I’ve seen a bunch of personal finance bloggers talk about Prosper lately and honestly I don’t see the sense in it. For those who aren’t familiar with it, it’s a place where you can loan money to other people and earn, in some cases, a hefty interest rate on it. Everyone seems to be approaching cautiously, with good reason since your money is not protected in any way, because the business model hasn’t been proven in the States yet (Zopa, something similar, exists in the UK) and most people don’t like the idea of lending real cash to complete strangers.
For privacy reasons, we do not disclose the identity or contact information (like an email or telephone number) of members on the site for any reason. If you would like to contact the borrower yourself, you can go to that borrower’s member page, and click “Contact member.” Your message will be sent to the individual anonymously through the Prosper messaging system.
You can’t get into contact with the person you are lending to for “privacy reasons.” So when the borrower misses a monthly payment:
Once the loan is one month past due, it is turned over to a collection agency to pursue collection from the borrower. If the collection agency cannot collect payment from the borrower after a reasonable period of time (within 3 months), the loan will be considered uncollectable, and written off as a loss.
It’s written off in three months and then sold at auction, where you will receive the proceeds. “Because the debt is already fairly old by the time it reaches the debt buyer, you should not expect to receive much of your original investment in return for the outstanding debt.”
If you have very weak credit score, it wouldn’t be unreasonable for you to get a high risk loan, avoid the collection agency for a mere 3 months, then get your friend to bid on the loan and clear it – all for less than the auction price. That’s what I’d do if I was a scammer and wanted to rip people off.
Now add that with the experiences of Savvy Saver and you’re left with an empty feeling plus an empty wallet. Through very savvy 0% balance transfer offers, she has $40,000 of credit card debt and still receives a grade of A (second best!) by Prosper! Since credit grades and debt to income ratios are basically the two fundamental pieces of information about a Prosper borrower, you’ve just lost credibility in half of the equation. If you read further in her post, she notes that you can enter any income you want thus making the debt to income ratio metric an entirely useless one.

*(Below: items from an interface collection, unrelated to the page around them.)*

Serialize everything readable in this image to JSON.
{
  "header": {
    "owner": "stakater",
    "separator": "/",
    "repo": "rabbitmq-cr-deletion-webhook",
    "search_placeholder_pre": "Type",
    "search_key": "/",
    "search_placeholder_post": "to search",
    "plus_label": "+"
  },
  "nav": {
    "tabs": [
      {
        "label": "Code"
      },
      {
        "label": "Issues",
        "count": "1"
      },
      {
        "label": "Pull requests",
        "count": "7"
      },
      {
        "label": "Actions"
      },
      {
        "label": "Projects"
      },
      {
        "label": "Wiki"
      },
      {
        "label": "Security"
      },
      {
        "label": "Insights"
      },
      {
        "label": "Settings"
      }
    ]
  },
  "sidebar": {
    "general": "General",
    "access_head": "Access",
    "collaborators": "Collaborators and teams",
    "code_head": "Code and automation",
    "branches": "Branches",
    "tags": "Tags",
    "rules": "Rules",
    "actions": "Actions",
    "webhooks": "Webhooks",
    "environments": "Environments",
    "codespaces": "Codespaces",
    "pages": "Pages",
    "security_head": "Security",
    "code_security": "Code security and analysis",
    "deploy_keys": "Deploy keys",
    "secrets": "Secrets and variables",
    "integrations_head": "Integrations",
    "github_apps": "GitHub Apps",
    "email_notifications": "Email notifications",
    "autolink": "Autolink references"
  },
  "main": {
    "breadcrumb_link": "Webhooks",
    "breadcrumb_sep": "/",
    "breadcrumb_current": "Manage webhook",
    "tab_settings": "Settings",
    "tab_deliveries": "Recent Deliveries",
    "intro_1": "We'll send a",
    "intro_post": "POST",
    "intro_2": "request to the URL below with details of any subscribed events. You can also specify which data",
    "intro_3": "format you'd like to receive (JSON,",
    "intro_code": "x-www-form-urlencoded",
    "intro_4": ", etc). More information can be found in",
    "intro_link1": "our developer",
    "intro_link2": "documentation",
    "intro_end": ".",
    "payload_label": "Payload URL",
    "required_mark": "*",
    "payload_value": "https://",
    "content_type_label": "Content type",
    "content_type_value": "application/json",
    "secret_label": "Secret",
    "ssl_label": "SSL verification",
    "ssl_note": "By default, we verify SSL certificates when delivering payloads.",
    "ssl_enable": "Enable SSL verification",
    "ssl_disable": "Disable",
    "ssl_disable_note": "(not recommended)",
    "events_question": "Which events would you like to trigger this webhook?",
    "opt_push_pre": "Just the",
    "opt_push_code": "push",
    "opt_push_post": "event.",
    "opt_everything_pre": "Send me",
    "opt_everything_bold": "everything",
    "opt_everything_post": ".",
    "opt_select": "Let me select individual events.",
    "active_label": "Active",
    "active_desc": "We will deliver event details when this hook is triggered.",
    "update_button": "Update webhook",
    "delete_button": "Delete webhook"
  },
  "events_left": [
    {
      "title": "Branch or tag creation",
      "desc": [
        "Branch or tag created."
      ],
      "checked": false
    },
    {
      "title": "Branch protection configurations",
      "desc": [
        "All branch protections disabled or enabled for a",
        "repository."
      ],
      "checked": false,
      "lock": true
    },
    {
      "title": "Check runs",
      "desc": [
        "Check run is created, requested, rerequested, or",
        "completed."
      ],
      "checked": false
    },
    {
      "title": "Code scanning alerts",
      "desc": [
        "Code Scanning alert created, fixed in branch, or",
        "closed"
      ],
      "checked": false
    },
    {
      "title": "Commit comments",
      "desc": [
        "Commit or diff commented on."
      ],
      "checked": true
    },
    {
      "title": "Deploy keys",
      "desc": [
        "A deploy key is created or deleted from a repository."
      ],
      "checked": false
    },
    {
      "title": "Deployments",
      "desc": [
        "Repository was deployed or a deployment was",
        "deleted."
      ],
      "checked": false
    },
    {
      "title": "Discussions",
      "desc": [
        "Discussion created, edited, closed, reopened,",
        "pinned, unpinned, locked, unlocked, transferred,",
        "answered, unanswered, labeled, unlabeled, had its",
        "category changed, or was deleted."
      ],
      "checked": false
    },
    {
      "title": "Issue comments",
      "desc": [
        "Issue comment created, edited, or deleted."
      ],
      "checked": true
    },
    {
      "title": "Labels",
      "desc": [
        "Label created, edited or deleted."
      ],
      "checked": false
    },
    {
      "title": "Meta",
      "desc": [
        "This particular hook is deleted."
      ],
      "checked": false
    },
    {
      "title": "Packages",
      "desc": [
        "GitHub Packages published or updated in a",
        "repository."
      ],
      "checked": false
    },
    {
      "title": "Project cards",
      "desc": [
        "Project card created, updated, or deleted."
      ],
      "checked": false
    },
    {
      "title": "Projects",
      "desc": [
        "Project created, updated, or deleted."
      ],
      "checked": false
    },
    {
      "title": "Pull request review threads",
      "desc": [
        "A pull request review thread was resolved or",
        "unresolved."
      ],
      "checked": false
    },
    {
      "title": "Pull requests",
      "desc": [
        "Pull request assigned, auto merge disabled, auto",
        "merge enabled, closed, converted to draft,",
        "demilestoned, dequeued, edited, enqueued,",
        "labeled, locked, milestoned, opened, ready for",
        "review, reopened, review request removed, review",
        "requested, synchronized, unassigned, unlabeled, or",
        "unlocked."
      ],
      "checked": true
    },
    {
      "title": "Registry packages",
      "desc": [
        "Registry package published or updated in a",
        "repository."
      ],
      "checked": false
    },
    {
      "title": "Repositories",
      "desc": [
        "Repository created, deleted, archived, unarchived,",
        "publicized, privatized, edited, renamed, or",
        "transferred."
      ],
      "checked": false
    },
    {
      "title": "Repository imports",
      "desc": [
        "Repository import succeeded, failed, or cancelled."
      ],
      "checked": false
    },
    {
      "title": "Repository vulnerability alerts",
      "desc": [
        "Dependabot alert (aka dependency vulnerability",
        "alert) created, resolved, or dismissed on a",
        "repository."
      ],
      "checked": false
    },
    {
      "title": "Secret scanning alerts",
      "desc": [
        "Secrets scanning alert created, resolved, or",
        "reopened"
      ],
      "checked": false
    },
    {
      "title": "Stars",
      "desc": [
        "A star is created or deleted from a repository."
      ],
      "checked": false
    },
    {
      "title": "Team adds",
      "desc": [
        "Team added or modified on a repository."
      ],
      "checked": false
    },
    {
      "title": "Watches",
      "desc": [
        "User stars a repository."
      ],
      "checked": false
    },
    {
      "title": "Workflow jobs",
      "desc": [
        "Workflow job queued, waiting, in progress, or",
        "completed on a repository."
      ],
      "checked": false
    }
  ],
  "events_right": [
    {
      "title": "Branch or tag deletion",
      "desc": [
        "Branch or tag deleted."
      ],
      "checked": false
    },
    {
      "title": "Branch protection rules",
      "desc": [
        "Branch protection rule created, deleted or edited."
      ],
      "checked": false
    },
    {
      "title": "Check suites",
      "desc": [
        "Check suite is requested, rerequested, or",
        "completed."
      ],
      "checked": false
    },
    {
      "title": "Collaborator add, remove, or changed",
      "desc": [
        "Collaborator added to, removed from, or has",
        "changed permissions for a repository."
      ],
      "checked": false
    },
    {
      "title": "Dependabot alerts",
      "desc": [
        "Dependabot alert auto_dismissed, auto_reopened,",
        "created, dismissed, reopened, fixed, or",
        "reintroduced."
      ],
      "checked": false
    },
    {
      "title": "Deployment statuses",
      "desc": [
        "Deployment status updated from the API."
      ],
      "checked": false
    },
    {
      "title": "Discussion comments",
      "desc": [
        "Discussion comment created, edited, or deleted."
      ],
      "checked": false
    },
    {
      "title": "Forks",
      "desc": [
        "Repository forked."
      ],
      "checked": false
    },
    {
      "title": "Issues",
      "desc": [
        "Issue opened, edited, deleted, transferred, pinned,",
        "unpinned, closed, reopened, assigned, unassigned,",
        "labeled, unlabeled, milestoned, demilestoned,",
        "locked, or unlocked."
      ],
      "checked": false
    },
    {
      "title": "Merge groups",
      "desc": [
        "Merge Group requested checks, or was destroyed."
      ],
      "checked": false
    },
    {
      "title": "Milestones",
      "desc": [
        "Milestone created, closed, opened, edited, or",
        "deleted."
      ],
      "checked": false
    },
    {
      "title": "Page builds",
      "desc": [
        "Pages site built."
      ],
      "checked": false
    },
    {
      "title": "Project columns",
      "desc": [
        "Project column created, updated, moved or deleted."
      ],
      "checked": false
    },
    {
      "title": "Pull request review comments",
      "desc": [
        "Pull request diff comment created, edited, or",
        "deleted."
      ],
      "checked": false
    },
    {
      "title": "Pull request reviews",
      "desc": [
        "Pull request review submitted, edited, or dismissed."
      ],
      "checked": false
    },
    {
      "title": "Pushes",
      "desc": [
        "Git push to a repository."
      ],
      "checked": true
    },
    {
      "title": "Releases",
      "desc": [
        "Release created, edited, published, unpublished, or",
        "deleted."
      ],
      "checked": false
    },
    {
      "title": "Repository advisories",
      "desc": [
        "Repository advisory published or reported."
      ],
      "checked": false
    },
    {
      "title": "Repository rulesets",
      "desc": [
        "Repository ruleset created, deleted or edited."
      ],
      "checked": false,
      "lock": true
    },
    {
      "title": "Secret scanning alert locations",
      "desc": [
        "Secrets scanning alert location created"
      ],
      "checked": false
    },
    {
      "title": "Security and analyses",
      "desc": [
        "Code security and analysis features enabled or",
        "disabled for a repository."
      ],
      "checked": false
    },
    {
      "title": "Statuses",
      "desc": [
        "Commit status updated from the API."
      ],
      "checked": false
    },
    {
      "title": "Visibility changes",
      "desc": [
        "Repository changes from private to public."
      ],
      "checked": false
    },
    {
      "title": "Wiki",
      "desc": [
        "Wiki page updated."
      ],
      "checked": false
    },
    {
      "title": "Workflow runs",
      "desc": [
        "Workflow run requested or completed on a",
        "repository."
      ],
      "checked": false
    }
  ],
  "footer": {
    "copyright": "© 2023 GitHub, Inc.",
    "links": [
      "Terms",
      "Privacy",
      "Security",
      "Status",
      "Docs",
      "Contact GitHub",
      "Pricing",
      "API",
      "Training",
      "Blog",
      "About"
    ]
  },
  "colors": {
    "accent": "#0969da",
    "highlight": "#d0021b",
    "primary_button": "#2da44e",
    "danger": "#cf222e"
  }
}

No real protection for lenders + Borrower stats weaker than eBay’s feedback system = I’m keeping my money in my mattress.